▶ Data shown:

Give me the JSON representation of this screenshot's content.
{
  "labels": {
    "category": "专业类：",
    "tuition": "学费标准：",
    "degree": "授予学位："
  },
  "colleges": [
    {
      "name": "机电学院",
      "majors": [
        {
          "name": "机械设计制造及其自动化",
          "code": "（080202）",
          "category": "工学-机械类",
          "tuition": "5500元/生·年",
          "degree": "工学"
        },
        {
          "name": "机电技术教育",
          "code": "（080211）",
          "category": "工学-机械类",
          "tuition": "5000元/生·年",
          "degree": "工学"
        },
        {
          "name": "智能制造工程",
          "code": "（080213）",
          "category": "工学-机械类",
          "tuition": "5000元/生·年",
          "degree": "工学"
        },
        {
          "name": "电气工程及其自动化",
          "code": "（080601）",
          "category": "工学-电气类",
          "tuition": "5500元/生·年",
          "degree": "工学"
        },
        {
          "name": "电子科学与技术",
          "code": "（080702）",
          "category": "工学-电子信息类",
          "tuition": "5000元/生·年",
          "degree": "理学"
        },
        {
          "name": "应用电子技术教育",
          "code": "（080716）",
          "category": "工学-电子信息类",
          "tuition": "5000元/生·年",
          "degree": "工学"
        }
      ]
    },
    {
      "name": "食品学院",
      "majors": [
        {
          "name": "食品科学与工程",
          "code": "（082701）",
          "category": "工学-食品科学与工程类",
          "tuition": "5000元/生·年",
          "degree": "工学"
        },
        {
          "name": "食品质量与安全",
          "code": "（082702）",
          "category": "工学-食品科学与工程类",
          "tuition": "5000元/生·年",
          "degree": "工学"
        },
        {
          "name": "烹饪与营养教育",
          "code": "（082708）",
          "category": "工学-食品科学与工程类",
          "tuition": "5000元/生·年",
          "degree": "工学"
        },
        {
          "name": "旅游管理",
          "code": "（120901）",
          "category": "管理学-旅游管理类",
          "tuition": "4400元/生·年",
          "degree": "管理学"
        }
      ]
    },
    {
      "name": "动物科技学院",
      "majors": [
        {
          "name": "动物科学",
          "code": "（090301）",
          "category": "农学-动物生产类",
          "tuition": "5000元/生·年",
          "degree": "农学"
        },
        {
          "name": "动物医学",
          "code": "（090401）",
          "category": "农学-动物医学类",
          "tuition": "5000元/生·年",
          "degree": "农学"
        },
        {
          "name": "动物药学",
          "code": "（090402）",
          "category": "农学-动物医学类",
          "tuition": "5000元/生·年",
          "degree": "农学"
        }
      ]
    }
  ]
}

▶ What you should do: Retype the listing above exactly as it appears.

▶ Result for this exercise:
Give me the JSON representation of this screenshot's content.
{
  "labels": {
    "category": "专业类：",
    "tuition": "学费标准：",
    "degree": "授予学位："
  },
  "colleges": [
    {
      "name": "机电学院",
      "majors": [
        {
          "name": "机械设计制造及其自动化",
          "code": "（080202）",
          "category": "工学-机械类",
          "tuition": "5500元/生·年",
          "degree": "工学"
        },
        {
          "name": "机电技术教育",
          "code": "（080211）",
          "category": "工学-机械类",
          "tuition": "5000元/生·年",
          "degree": "工学"
        },
        {
          "name": "智能制造工程",
          "code": "（080213）",
          "category": "工学-机械类",
          "tuition": "5000元/生·年",
          "degree": "工学"
        },
        {
          "name": "电气工程及其自动化",
          "code": "（080601）",
          "category": "工学-电气类",
          "tuition": "5500元/生·年",
          "degree": "工学"
        },
        {
          "name": "电子科学与技术",
          "code": "（080702）",
          "category": "工学-电子信息类",
          "tuition": "5000元/生·年",
          "degree": "理学"
        },
        {
          "name": "应用电子技术教育",
          "code": "（080716）",
          "category": "工学-电子信息类",
          "tuition": "5000元/生·年",
          "degree": "工学"
        }
      ]
    },
    {
      "name": "食品学院",
      "majors": [
        {
          "name": "食品科学与工程",
          "code": "（082701）",
          "category": "工学-食品科学与工程类",
          "tuition": "5000元/生·年",
          "degree": "工学"
        },
        {
          "name": "食品质量与安全",
          "code": "（082702）",
          "category": "工学-食品科学与工程类",
          "tuition": "5000元/生·年",
          "degree": "工学"
        },
        {
          "name": "烹饪与营养教育",
          "code": "（082708）",
          "category": "工学-食品科学与工程类",
          "tuition": "5000元/生·年",
          "degree": "工学"
        },
        {
          "name": "旅游管理",
          "code": "（120901）",
          "category": "管理学-旅游管理类",
          "tuition": "4400元/生·年",
          "degree": "管理学"
        }
      ]
    },
    {
      "name": "动物科技学院",
      "majors": [
        {
          "name": "动物科学",
          "code": "（090301）",
          "category": "农学-动物生产类",
          "tuition": "5000元/生·年",
          "degree": "农学"
        },
        {
          "name": "动物医学",
          "code": "（090401）",
          "category": "农学-动物医学类",
          "tuition": "5000元/生·年",
          "degree": "农学"
        },
        {
          "name": "动物药学",
          "code": "（090402）",
          "category": "农学-动物医学类",
          "tuition": "5000元/生·年",
          "degree": "农学"
        }
      ]
    }
  ]
}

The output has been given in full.